But, of course, the market froze for a while and we optimized costs like all Ukrainian businesses did. We made the team to work remotely, reduced advertising budget, etc.
We plunged into social projects, in particular, the reconstruction of housing for IDPs in the Lviv region as part of a charity project with the assistance of Polish hoteliers. It was a technical design project, we planned the space in an apartment building, developed a specification and furniture layout.
After the liberation of Kyiv region from the Russian occupiers, activity resumed in some industries, and it was not only survival, but also development. In particular, we renovated the interior of one of the “Ibis” stores, a cult coffee shop in Kyiv Podil, transforming it into a restaurant. Here is an example from our observations to illustrate how business has changed during the war: this coffee shop didn’t close for the period of the interior renovation, so as not to lose customers during this time. If in peacetime this could be viewed critically, now this vitality is pleasantly impressive.
And another change is no expectations. If earlier we understood that it mostly depends on us whether the project will be successful, now our efforts don’t always guarantee it and a lot depends on external factors. When we take on a new object, we only hope that we’ll finish it. On the one hand, it is uncertainty, and on the other hand, it is an antidote to stress and disappointment.
The biggest difficulties began after the massive missile strike on October 10. The team had to learn to summon inspiration according to the sometimes spontaneous schedule of power outages, and for creative people, this is a real challenge. However, requests for space design during the war are incredibly motivating both from a business point of view, because it is profit, and from the point of view of human values, when in the midst of pain, uncertainty, and fatigue there is a resource for external aesthetics.

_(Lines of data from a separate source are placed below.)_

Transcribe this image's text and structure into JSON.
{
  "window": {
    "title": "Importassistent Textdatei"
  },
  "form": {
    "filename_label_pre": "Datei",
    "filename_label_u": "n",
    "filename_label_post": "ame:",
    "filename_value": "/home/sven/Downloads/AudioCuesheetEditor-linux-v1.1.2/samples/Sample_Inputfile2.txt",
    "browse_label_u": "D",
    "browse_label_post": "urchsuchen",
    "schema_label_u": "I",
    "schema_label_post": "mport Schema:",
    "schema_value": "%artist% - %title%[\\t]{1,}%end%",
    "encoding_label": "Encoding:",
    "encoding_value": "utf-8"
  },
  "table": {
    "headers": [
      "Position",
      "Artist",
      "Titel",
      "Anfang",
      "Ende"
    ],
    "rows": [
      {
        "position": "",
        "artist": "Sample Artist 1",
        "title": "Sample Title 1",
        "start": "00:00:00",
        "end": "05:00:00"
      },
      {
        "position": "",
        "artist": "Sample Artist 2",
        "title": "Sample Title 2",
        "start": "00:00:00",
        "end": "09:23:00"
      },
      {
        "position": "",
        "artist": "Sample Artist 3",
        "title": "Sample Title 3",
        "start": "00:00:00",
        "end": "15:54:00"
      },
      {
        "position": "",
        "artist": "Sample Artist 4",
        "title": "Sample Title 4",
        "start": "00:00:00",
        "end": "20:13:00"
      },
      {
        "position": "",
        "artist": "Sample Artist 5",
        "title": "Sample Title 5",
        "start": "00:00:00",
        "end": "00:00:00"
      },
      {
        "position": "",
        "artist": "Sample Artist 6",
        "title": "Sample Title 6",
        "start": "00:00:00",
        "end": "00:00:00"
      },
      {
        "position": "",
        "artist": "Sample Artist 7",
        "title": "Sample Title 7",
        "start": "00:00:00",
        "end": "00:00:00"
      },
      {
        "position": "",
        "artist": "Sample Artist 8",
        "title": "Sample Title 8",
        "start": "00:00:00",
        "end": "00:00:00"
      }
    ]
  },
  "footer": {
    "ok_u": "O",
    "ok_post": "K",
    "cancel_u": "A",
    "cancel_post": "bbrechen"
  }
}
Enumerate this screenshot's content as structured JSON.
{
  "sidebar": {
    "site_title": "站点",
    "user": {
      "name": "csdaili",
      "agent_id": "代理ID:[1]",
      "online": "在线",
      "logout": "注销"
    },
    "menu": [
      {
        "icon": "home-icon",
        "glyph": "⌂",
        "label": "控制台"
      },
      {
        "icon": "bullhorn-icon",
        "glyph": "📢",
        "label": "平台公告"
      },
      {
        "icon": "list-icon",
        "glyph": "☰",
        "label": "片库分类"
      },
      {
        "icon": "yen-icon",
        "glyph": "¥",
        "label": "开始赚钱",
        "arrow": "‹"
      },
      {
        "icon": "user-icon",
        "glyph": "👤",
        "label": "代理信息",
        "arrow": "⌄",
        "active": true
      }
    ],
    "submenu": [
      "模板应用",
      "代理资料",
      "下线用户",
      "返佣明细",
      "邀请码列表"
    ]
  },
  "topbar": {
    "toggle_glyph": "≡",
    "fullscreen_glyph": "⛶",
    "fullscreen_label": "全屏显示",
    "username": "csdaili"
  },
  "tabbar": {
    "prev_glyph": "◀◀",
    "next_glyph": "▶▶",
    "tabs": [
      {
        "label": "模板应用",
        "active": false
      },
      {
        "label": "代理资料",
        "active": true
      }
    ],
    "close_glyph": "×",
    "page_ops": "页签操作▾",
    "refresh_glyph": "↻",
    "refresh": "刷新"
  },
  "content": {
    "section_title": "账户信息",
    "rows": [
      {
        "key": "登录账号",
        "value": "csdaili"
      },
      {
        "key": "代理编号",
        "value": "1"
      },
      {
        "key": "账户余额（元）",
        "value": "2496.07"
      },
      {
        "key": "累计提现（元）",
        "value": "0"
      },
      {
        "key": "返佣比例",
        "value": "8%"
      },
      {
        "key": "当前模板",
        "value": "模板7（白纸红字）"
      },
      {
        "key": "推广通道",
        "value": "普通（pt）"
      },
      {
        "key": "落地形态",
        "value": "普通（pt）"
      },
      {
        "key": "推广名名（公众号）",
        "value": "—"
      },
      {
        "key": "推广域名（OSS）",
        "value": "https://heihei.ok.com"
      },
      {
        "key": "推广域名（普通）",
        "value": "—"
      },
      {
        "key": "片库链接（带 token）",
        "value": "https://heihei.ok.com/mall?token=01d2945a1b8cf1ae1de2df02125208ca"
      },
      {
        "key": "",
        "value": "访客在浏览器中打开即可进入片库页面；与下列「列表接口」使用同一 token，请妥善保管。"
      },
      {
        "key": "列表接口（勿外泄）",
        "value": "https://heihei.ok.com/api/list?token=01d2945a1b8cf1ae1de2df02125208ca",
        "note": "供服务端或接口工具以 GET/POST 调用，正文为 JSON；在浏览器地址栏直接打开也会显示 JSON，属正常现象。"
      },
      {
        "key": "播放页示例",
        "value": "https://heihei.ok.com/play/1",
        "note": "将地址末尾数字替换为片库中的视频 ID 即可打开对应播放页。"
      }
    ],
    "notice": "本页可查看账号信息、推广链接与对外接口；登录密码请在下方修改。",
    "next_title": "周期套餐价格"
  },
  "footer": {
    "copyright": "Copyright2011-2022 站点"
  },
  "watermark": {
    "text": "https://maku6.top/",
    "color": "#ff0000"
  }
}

I’m used to working all the time. When the number of projects decreased I kind of stopped internally, and to counteract this I started running and training 5 times a week, and in October I ran a half marathon. It helped me to feel there is really no stagnation and to regain an optimistic view of my own business. We’re looking for ways to enter the international market, because the situation at the Ukrainian market is difficult, although it is still alive. I dream of implementing our experience of working with large objects in the creation of large public spaces, which will be relevant after the victory when the construction boom will come.